***** INFORMATION SUPPLIED *****

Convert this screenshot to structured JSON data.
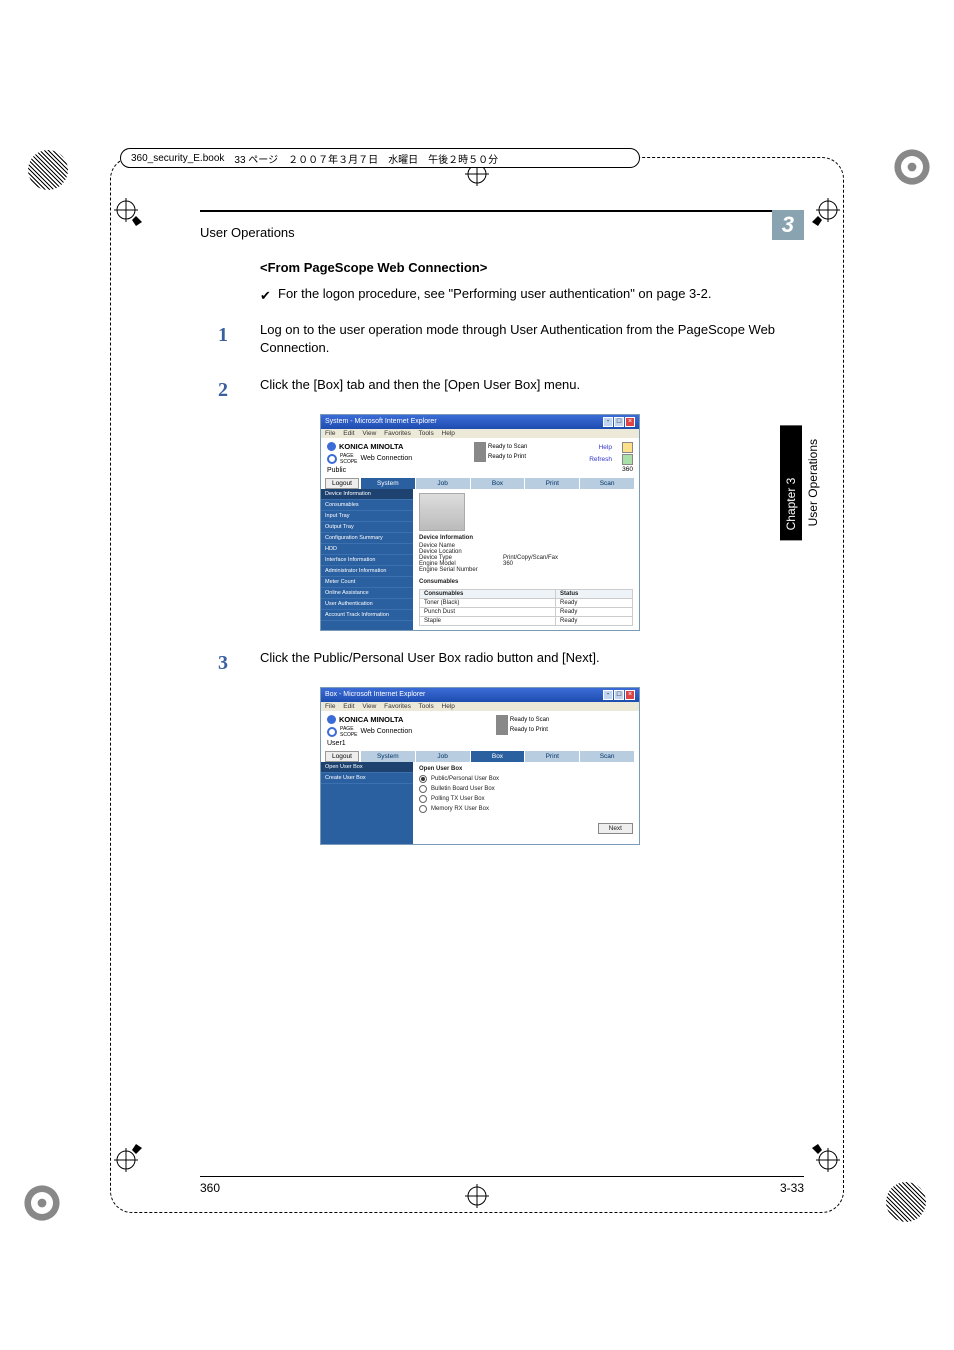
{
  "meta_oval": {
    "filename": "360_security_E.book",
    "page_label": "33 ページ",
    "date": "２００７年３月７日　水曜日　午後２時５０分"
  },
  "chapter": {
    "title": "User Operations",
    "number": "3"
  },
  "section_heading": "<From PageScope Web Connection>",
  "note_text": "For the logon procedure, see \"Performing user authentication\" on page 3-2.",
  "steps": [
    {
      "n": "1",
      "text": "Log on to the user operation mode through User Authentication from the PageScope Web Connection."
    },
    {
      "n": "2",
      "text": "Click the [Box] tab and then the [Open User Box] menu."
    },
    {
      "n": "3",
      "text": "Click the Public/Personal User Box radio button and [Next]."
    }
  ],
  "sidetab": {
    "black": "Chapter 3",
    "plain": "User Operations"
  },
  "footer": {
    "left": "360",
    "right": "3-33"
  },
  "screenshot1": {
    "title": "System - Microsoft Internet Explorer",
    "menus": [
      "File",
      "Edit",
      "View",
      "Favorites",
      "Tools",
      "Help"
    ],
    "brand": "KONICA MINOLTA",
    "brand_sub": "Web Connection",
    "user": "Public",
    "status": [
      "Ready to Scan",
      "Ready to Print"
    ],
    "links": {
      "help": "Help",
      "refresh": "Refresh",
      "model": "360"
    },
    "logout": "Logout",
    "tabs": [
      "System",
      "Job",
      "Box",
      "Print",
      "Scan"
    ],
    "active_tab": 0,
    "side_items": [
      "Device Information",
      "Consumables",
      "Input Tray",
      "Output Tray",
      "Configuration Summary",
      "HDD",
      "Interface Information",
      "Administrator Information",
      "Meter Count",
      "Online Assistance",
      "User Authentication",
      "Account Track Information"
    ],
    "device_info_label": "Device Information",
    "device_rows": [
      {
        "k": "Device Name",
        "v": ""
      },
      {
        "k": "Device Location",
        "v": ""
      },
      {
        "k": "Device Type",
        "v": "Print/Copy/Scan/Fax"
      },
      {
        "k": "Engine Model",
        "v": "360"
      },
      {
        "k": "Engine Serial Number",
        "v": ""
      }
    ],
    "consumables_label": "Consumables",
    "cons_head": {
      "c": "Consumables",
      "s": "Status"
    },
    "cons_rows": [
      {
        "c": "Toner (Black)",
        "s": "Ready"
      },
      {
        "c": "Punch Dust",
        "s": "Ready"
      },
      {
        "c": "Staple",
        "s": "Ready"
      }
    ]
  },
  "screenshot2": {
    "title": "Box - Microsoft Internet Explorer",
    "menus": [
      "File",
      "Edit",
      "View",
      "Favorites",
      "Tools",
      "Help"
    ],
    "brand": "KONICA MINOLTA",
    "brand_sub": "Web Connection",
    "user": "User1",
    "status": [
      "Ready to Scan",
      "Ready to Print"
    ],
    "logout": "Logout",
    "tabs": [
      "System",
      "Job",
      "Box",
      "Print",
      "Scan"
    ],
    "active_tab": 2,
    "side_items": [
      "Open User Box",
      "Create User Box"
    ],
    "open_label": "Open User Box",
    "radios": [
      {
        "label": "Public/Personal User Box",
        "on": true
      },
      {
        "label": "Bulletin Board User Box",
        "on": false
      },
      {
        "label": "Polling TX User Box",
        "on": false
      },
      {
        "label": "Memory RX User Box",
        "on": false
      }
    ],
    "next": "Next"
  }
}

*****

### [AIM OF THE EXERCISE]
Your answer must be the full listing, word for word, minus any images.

### [ANSWER SPACE]
Convert this screenshot to structured JSON data.
{
  "meta_oval": {
    "filename": "360_security_E.book",
    "page_label": "33 ページ",
    "date": "２００７年３月７日　水曜日　午後２時５０分"
  },
  "chapter": {
    "title": "User Operations",
    "number": "3"
  },
  "section_heading": "<From PageScope Web Connection>",
  "note_text": "For the logon procedure, see \"Performing user authentication\" on page 3-2.",
  "steps": [
    {
      "n": "1",
      "text": "Log on to the user operation mode through User Authentication from the PageScope Web Connection."
    },
    {
      "n": "2",
      "text": "Click the [Box] tab and then the [Open User Box] menu."
    },
    {
      "n": "3",
      "text": "Click the Public/Personal User Box radio button and [Next]."
    }
  ],
  "sidetab": {
    "black": "Chapter 3",
    "plain": "User Operations"
  },
  "footer": {
    "left": "360",
    "right": "3-33"
  },
  "screenshot1": {
    "title": "System - Microsoft Internet Explorer",
    "menus": [
      "File",
      "Edit",
      "View",
      "Favorites",
      "Tools",
      "Help"
    ],
    "brand": "KONICA MINOLTA",
    "brand_sub": "Web Connection",
    "user": "Public",
    "status": [
      "Ready to Scan",
      "Ready to Print"
    ],
    "links": {
      "help": "Help",
      "refresh": "Refresh",
      "model": "360"
    },
    "logout": "Logout",
    "tabs": [
      "System",
      "Job",
      "Box",
      "Print",
      "Scan"
    ],
    "active_tab": 0,
    "side_items": [
      "Device Information",
      "Consumables",
      "Input Tray",
      "Output Tray",
      "Configuration Summary",
      "HDD",
      "Interface Information",
      "Administrator Information",
      "Meter Count",
      "Online Assistance",
      "User Authentication",
      "Account Track Information"
    ],
    "device_info_label": "Device Information",
    "device_rows": [
      {
        "k": "Device Name",
        "v": ""
      },
      {
        "k": "Device Location",
        "v": ""
      },
      {
        "k": "Device Type",
        "v": "Print/Copy/Scan/Fax"
      },
      {
        "k": "Engine Model",
        "v": "360"
      },
      {
        "k": "Engine Serial Number",
        "v": ""
      }
    ],
    "consumables_label": "Consumables",
    "cons_head": {
      "c": "Consumables",
      "s": "Status"
    },
    "cons_rows": [
      {
        "c": "Toner (Black)",
        "s": "Ready"
      },
      {
        "c": "Punch Dust",
        "s": "Ready"
      },
      {
        "c": "Staple",
        "s": "Ready"
      }
    ]
  },
  "screenshot2": {
    "title": "Box - Microsoft Internet Explorer",
    "menus": [
      "File",
      "Edit",
      "View",
      "Favorites",
      "Tools",
      "Help"
    ],
    "brand": "KONICA MINOLTA",
    "brand_sub": "Web Connection",
    "user": "User1",
    "status": [
      "Ready to Scan",
      "Ready to Print"
    ],
    "logout": "Logout",
    "tabs": [
      "System",
      "Job",
      "Box",
      "Print",
      "Scan"
    ],
    "active_tab": 2,
    "side_items": [
      "Open User Box",
      "Create User Box"
    ],
    "open_label": "Open User Box",
    "radios": [
      {
        "label": "Public/Personal User Box",
        "on": true
      },
      {
        "label": "Bulletin Board User Box",
        "on": false
      },
      {
        "label": "Polling TX User Box",
        "on": false
      },
      {
        "label": "Memory RX User Box",
        "on": false
      }
    ],
    "next": "Next"
  }
}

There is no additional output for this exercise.